It's supposedly built to BMW quality standards, but it was actually built by Bertone, only around 12,000 were made, and it used lots of unique parts and technology. All of this would make me nervous.
A big deal was made of the UK's refusal to exempt the C1 from helmet laws or rider licensing requirements. And with its low-power motor options, the C1 was certainly never intended for cross-country tours. All that aside, a bike with an automatic transmission, crumple zones, roll bars, a windshield wiper, rear head restraint and seat belts is the very definition of practical.
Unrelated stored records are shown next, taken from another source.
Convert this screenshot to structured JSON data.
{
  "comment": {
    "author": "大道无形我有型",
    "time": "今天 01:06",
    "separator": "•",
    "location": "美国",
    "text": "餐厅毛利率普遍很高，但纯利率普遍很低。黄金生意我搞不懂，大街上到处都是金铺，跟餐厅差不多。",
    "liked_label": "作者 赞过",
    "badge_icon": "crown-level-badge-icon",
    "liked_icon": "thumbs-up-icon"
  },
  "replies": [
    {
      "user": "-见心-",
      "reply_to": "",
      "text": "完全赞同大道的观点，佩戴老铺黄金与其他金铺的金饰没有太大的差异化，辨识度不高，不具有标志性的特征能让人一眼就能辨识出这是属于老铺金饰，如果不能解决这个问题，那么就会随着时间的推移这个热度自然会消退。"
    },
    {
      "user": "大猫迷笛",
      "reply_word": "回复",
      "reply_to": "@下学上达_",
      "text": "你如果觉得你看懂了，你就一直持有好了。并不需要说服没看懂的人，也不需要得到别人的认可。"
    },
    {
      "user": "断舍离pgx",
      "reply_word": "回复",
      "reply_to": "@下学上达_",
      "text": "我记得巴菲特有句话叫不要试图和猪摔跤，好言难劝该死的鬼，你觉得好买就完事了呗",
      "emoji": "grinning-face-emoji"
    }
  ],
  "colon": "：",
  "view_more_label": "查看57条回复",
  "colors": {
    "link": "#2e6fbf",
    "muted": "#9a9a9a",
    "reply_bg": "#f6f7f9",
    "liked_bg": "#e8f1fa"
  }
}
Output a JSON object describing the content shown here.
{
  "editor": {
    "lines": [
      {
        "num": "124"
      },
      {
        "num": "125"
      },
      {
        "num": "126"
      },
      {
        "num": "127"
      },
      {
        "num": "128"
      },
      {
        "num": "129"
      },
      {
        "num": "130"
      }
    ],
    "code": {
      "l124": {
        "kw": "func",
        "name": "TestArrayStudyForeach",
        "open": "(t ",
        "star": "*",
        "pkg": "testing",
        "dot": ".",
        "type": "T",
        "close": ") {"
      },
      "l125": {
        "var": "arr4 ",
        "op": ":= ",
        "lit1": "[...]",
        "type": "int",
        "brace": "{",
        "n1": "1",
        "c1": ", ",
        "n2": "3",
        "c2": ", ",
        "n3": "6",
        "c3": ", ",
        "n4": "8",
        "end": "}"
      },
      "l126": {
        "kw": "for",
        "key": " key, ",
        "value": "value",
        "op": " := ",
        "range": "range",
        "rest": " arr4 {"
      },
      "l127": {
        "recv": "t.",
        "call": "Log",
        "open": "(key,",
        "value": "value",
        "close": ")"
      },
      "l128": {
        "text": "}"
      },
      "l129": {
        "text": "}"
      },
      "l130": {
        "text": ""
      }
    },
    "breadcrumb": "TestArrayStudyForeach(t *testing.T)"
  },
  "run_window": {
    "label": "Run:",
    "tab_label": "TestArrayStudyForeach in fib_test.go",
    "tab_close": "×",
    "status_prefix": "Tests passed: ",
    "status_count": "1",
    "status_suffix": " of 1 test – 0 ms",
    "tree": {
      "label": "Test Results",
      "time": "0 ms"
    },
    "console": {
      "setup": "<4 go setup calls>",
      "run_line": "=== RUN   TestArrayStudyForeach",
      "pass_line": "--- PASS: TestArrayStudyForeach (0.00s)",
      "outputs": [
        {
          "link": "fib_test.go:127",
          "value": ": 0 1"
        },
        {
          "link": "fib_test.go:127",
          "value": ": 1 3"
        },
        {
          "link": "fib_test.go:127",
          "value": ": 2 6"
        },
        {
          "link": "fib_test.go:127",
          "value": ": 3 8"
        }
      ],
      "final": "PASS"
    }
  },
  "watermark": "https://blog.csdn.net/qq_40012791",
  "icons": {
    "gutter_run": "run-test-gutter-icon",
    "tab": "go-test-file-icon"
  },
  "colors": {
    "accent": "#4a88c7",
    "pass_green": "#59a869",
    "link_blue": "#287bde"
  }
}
Unlike most of my higher desirability ratings, I want a C1 for more than just its visceral appeal. Pragmatically, I wouldn't want a C1 for my only motorcycle, but if I could buy one in the U.S. for a reasonable price, get parts for it, and properly license it for the street, I would commute regularly on (in?) it. This is something I regrettably choose not to attempt on my motorcycle or bicycle now out of concerns for my safety. On the emotional side, the C1 was a bold, admirable and largely effective attempt to realistically address the dangers of riding motorcycles; BMW should be lauded for having done more than simply wring their hands while riders die. The C1 also wonderfully strange, the sort of Weird Science rarely produced by large, conservative corporations. I love it for all those reasons.
Jeremy Clarkson once wrote, 'I think the C1 is the most stupid thing the world has seen.' But he thinks everything is stupid, and to be fair, he was speaking within the context of Britain's inflexible rulings on it. Forget Jeremy Clarkson. The truth is that the C1 wasn't stupid at all—just too extremely, regrettably odd for its own good.

TOMORROW: Suzuki Bandit 400